Although the painting is still quite slow, this hack gets rid of the full-screen refreshing and produces decent results without too many artifacts:

However, compare this to regular drawing on the reMarkable:

My hacky attempt is far, far away from the responsive feedback that you get with the built-in software on the reMarkable. To achieve the same performance, we likely need to send commands directly to the e-ink screen or some buffer it is using. I haven’t started looking for ways to do this, and expect it might be way harder than what we have done so far. Unless the reMarkable developers have exposed any APIs for this, I expect it might be a bit too related to the “magic sauce that makes the latency go down” that Martin Sandsmark refers to in this comment over at Hacker News. And that magic sauce is likely something that won’t be shared anytime soon.

However, considering how open the device is and how much they have already made available, I wouldn’t be surprised to find a nice set of APIs for low latency drawing, either now or in the future - although the implementation behind those APIs is likely going to be secret for some time.

Oh, and when you are done, don’t forget to stop your application and start the main application service before unplugging your device:

systemctl start xochitl
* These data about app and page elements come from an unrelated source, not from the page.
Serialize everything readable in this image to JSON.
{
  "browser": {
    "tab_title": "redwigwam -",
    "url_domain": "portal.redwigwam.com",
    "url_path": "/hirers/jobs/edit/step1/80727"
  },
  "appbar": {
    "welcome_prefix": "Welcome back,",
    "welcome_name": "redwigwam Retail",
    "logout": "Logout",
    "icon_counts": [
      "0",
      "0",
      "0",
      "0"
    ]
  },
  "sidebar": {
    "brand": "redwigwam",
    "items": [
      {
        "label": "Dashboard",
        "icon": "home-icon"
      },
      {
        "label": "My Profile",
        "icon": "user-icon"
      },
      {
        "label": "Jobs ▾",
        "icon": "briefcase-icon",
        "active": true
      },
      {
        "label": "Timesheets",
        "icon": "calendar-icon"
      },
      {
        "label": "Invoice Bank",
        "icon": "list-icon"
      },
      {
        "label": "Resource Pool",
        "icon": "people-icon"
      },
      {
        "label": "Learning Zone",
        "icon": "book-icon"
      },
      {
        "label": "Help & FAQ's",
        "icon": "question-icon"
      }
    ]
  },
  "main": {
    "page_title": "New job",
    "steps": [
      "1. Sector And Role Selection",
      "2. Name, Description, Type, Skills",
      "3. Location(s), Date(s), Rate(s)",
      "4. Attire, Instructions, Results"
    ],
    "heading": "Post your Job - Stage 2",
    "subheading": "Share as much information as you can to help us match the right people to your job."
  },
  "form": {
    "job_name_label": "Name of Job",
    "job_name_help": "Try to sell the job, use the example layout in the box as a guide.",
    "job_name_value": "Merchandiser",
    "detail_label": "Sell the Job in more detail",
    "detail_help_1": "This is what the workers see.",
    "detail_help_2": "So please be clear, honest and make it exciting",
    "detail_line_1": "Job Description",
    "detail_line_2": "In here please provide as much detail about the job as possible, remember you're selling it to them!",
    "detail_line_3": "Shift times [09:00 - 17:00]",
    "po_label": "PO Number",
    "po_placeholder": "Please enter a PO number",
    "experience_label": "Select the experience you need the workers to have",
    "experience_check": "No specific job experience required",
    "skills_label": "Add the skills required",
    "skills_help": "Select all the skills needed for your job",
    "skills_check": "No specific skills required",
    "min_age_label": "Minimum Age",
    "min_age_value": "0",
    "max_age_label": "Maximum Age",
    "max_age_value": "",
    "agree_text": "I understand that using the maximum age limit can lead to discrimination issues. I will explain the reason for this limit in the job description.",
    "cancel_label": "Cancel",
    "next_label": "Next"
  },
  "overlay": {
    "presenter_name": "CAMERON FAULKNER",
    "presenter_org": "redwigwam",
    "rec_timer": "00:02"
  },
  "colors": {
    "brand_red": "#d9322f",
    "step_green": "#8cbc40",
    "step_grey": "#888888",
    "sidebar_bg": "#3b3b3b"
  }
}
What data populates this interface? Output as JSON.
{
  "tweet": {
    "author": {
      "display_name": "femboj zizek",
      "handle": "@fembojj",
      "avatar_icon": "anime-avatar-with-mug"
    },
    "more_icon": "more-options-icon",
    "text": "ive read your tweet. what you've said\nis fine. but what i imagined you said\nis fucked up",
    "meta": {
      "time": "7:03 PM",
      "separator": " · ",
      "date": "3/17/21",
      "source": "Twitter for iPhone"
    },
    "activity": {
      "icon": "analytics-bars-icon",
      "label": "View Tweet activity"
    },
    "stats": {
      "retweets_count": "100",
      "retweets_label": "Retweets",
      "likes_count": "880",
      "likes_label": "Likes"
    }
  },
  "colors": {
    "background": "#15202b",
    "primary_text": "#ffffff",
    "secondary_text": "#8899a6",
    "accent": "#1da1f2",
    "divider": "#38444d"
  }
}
Otherwise you will be running a pretty poorly implemented drawing app when you pick it up the next time and want to start taking notes.